YOUR TASK: In the records below, find every line that contains "icon" and list it.

---

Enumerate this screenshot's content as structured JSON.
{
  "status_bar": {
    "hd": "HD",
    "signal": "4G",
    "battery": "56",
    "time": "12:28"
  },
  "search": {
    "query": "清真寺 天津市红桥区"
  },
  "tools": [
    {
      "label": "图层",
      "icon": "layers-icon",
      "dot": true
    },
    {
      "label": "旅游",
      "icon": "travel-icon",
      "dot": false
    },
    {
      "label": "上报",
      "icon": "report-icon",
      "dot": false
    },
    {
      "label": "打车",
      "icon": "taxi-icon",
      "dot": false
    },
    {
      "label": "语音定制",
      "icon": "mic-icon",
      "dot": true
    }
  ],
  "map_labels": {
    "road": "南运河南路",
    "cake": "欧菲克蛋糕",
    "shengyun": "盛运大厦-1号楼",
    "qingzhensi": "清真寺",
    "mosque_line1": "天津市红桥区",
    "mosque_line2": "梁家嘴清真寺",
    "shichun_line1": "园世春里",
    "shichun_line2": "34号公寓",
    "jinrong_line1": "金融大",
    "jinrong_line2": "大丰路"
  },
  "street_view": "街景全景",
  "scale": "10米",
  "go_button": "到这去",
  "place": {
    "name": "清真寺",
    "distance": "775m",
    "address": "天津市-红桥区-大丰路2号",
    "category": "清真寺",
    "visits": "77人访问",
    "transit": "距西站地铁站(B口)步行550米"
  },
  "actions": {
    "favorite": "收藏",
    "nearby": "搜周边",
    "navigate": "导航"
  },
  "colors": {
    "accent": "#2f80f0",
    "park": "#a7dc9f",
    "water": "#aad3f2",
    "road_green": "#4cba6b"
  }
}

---

OUTPUT BELOW:
      "icon": "layers-icon",
      "icon": "travel-icon",
      "icon": "report-icon",
      "icon": "taxi-icon",
      "icon": "mic-icon",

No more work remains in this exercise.